Critics have mocked the state for passing the law, noting that Mississippi typically ranks near the bottom on U.S. reports on health and well-being. And they did so in a nasty, condescending manner I don’t recall seeing in the case of the Ohio measure or those passed in other states.
The narrow view taken by critics of the anti-Bloomberg bill is that state legislators are hell-bent on making an unhealthy state even less healthy. But I suspect those same critics would cheer two other regulations adopted in recent years in the state— the lifting of sales taxes from farmers markets and passage of a cottage foods law—if they took time to note them.
Mark Twain once defended the catfish as “plenty good enough fish for anybody.”
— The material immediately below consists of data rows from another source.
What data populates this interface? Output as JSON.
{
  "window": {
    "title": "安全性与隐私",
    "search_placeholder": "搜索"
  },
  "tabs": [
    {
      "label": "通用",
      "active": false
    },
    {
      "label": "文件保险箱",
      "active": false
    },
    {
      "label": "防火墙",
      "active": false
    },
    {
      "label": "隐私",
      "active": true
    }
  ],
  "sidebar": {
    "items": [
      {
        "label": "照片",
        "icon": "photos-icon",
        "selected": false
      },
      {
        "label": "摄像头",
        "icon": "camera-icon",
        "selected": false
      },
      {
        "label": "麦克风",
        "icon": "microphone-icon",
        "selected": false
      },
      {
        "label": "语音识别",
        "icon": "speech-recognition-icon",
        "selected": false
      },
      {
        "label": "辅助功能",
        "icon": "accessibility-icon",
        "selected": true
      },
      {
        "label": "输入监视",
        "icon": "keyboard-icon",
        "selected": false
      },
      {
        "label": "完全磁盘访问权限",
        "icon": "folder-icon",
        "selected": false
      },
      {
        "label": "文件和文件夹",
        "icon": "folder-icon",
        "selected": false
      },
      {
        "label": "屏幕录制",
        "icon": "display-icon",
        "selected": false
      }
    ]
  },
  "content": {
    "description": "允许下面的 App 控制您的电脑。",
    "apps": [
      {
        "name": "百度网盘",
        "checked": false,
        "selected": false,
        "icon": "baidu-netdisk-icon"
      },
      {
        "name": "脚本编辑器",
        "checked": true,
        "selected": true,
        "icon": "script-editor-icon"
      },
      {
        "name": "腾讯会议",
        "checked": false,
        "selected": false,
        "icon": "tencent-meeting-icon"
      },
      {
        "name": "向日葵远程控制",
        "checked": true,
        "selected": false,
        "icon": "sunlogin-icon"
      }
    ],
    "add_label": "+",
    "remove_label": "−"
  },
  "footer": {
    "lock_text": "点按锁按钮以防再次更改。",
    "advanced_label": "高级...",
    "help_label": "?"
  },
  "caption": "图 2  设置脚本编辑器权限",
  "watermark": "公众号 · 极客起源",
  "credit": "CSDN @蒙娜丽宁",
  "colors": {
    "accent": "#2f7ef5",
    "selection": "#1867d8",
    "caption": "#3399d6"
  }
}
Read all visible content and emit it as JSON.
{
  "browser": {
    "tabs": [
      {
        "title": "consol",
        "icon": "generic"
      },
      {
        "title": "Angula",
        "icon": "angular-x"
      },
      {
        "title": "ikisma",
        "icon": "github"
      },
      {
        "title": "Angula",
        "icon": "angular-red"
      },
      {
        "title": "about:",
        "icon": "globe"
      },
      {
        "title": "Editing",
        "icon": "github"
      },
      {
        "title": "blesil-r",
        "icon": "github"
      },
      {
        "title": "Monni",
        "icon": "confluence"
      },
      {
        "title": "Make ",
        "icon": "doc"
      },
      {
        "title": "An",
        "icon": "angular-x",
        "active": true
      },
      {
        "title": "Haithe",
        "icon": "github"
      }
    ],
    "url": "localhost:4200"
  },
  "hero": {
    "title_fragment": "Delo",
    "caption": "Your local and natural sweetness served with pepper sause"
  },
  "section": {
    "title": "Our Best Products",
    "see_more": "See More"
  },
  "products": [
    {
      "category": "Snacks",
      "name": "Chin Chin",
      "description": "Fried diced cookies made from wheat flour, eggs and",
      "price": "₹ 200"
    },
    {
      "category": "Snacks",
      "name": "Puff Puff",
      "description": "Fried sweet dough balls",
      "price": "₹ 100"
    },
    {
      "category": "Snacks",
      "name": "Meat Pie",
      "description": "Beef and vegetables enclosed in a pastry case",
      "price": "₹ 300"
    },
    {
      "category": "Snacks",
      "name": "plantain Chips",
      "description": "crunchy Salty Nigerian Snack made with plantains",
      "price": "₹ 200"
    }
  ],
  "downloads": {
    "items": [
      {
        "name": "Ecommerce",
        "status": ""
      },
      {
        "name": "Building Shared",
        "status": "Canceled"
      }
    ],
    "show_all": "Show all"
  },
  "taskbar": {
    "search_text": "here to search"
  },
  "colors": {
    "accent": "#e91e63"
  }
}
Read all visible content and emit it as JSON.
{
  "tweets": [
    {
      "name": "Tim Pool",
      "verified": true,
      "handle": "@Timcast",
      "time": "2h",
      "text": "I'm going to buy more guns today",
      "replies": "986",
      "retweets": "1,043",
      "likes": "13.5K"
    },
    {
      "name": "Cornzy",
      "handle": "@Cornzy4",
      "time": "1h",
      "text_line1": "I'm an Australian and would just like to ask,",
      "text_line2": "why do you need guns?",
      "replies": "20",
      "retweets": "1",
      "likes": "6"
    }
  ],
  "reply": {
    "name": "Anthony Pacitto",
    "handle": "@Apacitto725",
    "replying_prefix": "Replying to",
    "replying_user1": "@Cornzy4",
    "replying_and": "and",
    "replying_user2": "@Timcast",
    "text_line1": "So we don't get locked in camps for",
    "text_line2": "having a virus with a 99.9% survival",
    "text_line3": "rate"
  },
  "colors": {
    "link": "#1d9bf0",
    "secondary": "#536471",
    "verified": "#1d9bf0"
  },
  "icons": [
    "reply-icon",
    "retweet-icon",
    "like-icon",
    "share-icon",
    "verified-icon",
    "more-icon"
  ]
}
While Mississippi’s Catfish Marketing Law puts up more red tape for small food entrepreneurs in the state, other recent laws paint the picture of a state exploring ways to loosen regulations for food sellers great and small alike. And that trend is plenty good.